> _Aim of the exercise_: Please reproduce every entry below without omitting a single line.

(Data to process begins)

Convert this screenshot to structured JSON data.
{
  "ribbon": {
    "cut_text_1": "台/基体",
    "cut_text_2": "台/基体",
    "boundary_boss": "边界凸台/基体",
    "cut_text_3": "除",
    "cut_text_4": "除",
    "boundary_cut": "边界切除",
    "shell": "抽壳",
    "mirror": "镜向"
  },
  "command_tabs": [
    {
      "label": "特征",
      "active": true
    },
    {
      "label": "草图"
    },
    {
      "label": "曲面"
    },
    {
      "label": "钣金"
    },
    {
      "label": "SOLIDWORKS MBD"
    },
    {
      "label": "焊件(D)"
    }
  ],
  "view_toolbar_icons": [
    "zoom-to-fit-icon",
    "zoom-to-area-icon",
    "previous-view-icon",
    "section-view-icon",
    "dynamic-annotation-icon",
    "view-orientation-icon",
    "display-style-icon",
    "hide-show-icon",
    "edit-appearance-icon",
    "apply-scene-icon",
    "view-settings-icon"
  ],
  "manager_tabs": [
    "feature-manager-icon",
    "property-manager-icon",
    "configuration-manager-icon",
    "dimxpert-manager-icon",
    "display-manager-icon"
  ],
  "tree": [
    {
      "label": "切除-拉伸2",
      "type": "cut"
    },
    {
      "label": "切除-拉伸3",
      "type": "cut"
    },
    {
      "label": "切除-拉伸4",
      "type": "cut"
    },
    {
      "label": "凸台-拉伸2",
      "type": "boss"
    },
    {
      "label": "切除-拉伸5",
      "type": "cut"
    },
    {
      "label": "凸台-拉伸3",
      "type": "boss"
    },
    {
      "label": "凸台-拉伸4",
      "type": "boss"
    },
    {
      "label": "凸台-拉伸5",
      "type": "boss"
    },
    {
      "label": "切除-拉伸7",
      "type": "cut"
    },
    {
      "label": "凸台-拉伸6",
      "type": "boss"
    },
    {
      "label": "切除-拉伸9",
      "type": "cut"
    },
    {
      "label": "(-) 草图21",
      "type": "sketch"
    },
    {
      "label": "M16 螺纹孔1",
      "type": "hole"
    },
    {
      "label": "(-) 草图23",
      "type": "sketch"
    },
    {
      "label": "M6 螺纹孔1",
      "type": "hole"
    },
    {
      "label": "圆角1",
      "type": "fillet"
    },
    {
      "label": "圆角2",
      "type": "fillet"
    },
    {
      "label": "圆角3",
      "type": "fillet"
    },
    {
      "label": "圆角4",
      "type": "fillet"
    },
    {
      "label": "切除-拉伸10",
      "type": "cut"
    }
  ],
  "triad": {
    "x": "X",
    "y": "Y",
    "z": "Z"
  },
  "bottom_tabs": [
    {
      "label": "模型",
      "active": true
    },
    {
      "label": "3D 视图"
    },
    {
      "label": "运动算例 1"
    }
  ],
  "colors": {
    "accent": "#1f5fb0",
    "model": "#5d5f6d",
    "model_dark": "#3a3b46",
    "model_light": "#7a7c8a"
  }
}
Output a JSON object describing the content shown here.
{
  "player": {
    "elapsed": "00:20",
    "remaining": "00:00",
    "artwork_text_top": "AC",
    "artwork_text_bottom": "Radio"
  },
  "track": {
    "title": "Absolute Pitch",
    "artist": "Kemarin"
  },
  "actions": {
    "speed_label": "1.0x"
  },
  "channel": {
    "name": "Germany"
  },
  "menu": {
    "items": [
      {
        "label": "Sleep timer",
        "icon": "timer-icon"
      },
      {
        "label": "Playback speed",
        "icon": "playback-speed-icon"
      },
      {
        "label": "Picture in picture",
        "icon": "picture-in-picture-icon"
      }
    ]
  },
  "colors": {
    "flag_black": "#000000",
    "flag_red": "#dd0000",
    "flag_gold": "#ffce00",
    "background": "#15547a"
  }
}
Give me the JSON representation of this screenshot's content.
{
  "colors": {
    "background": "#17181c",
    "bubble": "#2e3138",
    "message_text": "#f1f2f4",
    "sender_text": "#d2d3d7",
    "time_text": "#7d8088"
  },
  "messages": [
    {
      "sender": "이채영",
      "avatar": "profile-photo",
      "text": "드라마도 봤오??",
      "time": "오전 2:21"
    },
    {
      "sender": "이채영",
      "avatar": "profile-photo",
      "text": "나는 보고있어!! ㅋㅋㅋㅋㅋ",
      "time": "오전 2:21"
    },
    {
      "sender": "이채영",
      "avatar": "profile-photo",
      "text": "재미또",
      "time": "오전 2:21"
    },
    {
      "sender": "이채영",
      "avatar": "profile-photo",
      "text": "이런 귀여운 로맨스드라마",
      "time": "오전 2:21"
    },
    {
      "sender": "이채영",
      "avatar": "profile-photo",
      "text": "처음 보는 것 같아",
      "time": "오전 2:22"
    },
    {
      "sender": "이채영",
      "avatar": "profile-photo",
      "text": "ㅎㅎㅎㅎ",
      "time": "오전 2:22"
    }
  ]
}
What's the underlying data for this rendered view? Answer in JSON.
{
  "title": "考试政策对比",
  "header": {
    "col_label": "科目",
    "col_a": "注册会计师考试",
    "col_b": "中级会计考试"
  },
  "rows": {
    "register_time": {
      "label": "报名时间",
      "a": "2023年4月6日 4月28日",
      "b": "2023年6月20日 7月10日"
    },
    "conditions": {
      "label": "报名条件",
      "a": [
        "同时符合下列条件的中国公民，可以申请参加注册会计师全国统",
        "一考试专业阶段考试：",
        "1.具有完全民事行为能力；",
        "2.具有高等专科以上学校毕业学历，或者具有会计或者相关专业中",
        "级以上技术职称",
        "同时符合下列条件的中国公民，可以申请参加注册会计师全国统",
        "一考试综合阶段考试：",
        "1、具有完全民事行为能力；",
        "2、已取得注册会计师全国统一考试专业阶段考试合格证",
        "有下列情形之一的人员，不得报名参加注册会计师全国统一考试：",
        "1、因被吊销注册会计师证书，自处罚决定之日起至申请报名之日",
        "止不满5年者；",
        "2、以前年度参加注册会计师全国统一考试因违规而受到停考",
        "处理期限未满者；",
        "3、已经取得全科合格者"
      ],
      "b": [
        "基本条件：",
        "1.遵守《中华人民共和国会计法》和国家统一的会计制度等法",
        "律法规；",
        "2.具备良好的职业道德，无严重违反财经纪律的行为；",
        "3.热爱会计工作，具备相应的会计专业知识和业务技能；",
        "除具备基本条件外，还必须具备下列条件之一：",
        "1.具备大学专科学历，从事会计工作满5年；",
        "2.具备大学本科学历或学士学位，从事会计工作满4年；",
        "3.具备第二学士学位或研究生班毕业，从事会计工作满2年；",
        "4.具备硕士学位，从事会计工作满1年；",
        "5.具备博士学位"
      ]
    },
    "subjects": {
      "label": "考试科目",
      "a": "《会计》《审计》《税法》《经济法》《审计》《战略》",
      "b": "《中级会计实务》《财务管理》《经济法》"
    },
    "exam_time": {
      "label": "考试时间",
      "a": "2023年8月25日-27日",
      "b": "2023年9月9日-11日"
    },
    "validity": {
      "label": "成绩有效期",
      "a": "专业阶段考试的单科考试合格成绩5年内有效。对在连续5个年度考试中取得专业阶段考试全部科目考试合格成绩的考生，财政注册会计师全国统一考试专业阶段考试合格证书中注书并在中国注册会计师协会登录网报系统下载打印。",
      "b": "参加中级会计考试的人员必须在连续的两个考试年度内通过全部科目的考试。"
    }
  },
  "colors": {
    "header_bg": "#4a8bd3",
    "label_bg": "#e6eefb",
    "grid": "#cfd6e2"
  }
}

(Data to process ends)

> _Output below_:
Convert this screenshot to structured JSON data.
{
  "ribbon": {
    "cut_text_1": "台/基体",
    "cut_text_2": "台/基体",
    "boundary_boss": "边界凸台/基体",
    "cut_text_3": "除",
    "cut_text_4": "除",
    "boundary_cut": "边界切除",
    "shell": "抽壳",
    "mirror": "镜向"
  },
  "command_tabs": [
    {
      "label": "特征",
      "active": true
    },
    {
      "label": "草图"
    },
    {
      "label": "曲面"
    },
    {
      "label": "钣金"
    },
    {
      "label": "SOLIDWORKS MBD"
    },
    {
      "label": "焊件(D)"
    }
  ],
  "view_toolbar_icons": [
    "zoom-to-fit-icon",
    "zoom-to-area-icon",
    "previous-view-icon",
    "section-view-icon",
    "dynamic-annotation-icon",
    "view-orientation-icon",
    "display-style-icon",
    "hide-show-icon",
    "edit-appearance-icon",
    "apply-scene-icon",
    "view-settings-icon"
  ],
  "manager_tabs": [
    "feature-manager-icon",
    "property-manager-icon",
    "configuration-manager-icon",
    "dimxpert-manager-icon",
    "display-manager-icon"
  ],
  "tree": [
    {
      "label": "切除-拉伸2",
      "type": "cut"
    },
    {
      "label": "切除-拉伸3",
      "type": "cut"
    },
    {
      "label": "切除-拉伸4",
      "type": "cut"
    },
    {
      "label": "凸台-拉伸2",
      "type": "boss"
    },
    {
      "label": "切除-拉伸5",
      "type": "cut"
    },
    {
      "label": "凸台-拉伸3",
      "type": "boss"
    },
    {
      "label": "凸台-拉伸4",
      "type": "boss"
    },
    {
      "label": "凸台-拉伸5",
      "type": "boss"
    },
    {
      "label": "切除-拉伸7",
      "type": "cut"
    },
    {
      "label": "凸台-拉伸6",
      "type": "boss"
    },
    {
      "label": "切除-拉伸9",
      "type": "cut"
    },
    {
      "label": "(-) 草图21",
      "type": "sketch"
    },
    {
      "label": "M16 螺纹孔1",
      "type": "hole"
    },
    {
      "label": "(-) 草图23",
      "type": "sketch"
    },
    {
      "label": "M6 螺纹孔1",
      "type": "hole"
    },
    {
      "label": "圆角1",
      "type": "fillet"
    },
    {
      "label": "圆角2",
      "type": "fillet"
    },
    {
      "label": "圆角3",
      "type": "fillet"
    },
    {
      "label": "圆角4",
      "type": "fillet"
    },
    {
      "label": "切除-拉伸10",
      "type": "cut"
    }
  ],
  "triad": {
    "x": "X",
    "y": "Y",
    "z": "Z"
  },
  "bottom_tabs": [
    {
      "label": "模型",
      "active": true
    },
    {
      "label": "3D 视图"
    },
    {
      "label": "运动算例 1"
    }
  ],
  "colors": {
    "accent": "#1f5fb0",
    "model": "#5d5f6d",
    "model_dark": "#3a3b46",
    "model_light": "#7a7c8a"
  }
}
Output a JSON object describing the content shown here.
{
  "player": {
    "elapsed": "00:20",
    "remaining": "00:00",
    "artwork_text_top": "AC",
    "artwork_text_bottom": "Radio"
  },
  "track": {
    "title": "Absolute Pitch",
    "artist": "Kemarin"
  },
  "actions": {
    "speed_label": "1.0x"
  },
  "channel": {
    "name": "Germany"
  },
  "menu": {
    "items": [
      {
        "label": "Sleep timer",
        "icon": "timer-icon"
      },
      {
        "label": "Playback speed",
        "icon": "playback-speed-icon"
      },
      {
        "label": "Picture in picture",
        "icon": "picture-in-picture-icon"
      }
    ]
  },
  "colors": {
    "flag_black": "#000000",
    "flag_red": "#dd0000",
    "flag_gold": "#ffce00",
    "background": "#15547a"
  }
}
Give me the JSON representation of this screenshot's content.
{
  "colors": {
    "background": "#17181c",
    "bubble": "#2e3138",
    "message_text": "#f1f2f4",
    "sender_text": "#d2d3d7",
    "time_text": "#7d8088"
  },
  "messages": [
    {
      "sender": "이채영",
      "avatar": "profile-photo",
      "text": "드라마도 봤오??",
      "time": "오전 2:21"
    },
    {
      "sender": "이채영",
      "avatar": "profile-photo",
      "text": "나는 보고있어!! ㅋㅋㅋㅋㅋ",
      "time": "오전 2:21"
    },
    {
      "sender": "이채영",
      "avatar": "profile-photo",
      "text": "재미또",
      "time": "오전 2:21"
    },
    {
      "sender": "이채영",
      "avatar": "profile-photo",
      "text": "이런 귀여운 로맨스드라마",
      "time": "오전 2:21"
    },
    {
      "sender": "이채영",
      "avatar": "profile-photo",
      "text": "처음 보는 것 같아",
      "time": "오전 2:22"
    },
    {
      "sender": "이채영",
      "avatar": "profile-photo",
      "text": "ㅎㅎㅎㅎ",
      "time": "오전 2:22"
    }
  ]
}
What's the underlying data for this rendered view? Answer in JSON.
{
  "title": "考试政策对比",
  "header": {
    "col_label": "科目",
    "col_a": "注册会计师考试",
    "col_b": "中级会计考试"
  },
  "rows": {
    "register_time": {
      "label": "报名时间",
      "a": "2023年4月6日 4月28日",
      "b": "2023年6月20日 7月10日"
    },
    "conditions": {
      "label": "报名条件",
      "a": [
        "同时符合下列条件的中国公民，可以申请参加注册会计师全国统",
        "一考试专业阶段考试：",
        "1.具有完全民事行为能力；",
        "2.具有高等专科以上学校毕业学历，或者具有会计或者相关专业中",
        "级以上技术职称",
        "同时符合下列条件的中国公民，可以申请参加注册会计师全国统",
        "一考试综合阶段考试：",
        "1、具有完全民事行为能力；",
        "2、已取得注册会计师全国统一考试专业阶段考试合格证",
        "有下列情形之一的人员，不得报名参加注册会计师全国统一考试：",
        "1、因被吊销注册会计师证书，自处罚决定之日起至申请报名之日",
        "止不满5年者；",
        "2、以前年度参加注册会计师全国统一考试因违规而受到停考",
        "处理期限未满者；",
        "3、已经取得全科合格者"
      ],
      "b": [
        "基本条件：",
        "1.遵守《中华人民共和国会计法》和国家统一的会计制度等法",
        "律法规；",
        "2.具备良好的职业道德，无严重违反财经纪律的行为；",
        "3.热爱会计工作，具备相应的会计专业知识和业务技能；",
        "除具备基本条件外，还必须具备下列条件之一：",
        "1.具备大学专科学历，从事会计工作满5年；",
        "2.具备大学本科学历或学士学位，从事会计工作满4年；",
        "3.具备第二学士学位或研究生班毕业，从事会计工作满2年；",
        "4.具备硕士学位，从事会计工作满1年；",
        "5.具备博士学位"
      ]
    },
    "subjects": {
      "label": "考试科目",
      "a": "《会计》《审计》《税法》《经济法》《审计》《战略》",
      "b": "《中级会计实务》《财务管理》《经济法》"
    },
    "exam_time": {
      "label": "考试时间",
      "a": "2023年8月25日-27日",
      "b": "2023年9月9日-11日"
    },
    "validity": {
      "label": "成绩有效期",
      "a": "专业阶段考试的单科考试合格成绩5年内有效。对在连续5个年度考试中取得专业阶段考试全部科目考试合格成绩的考生，财政注册会计师全国统一考试专业阶段考试合格证书中注书并在中国注册会计师协会登录网报系统下载打印。",
      "b": "参加中级会计考试的人员必须在连续的两个考试年度内通过全部科目的考试。"
    }
  },
  "colors": {
    "header_bg": "#4a8bd3",
    "label_bg": "#e6eefb",
    "grid": "#cfd6e2"
  }
}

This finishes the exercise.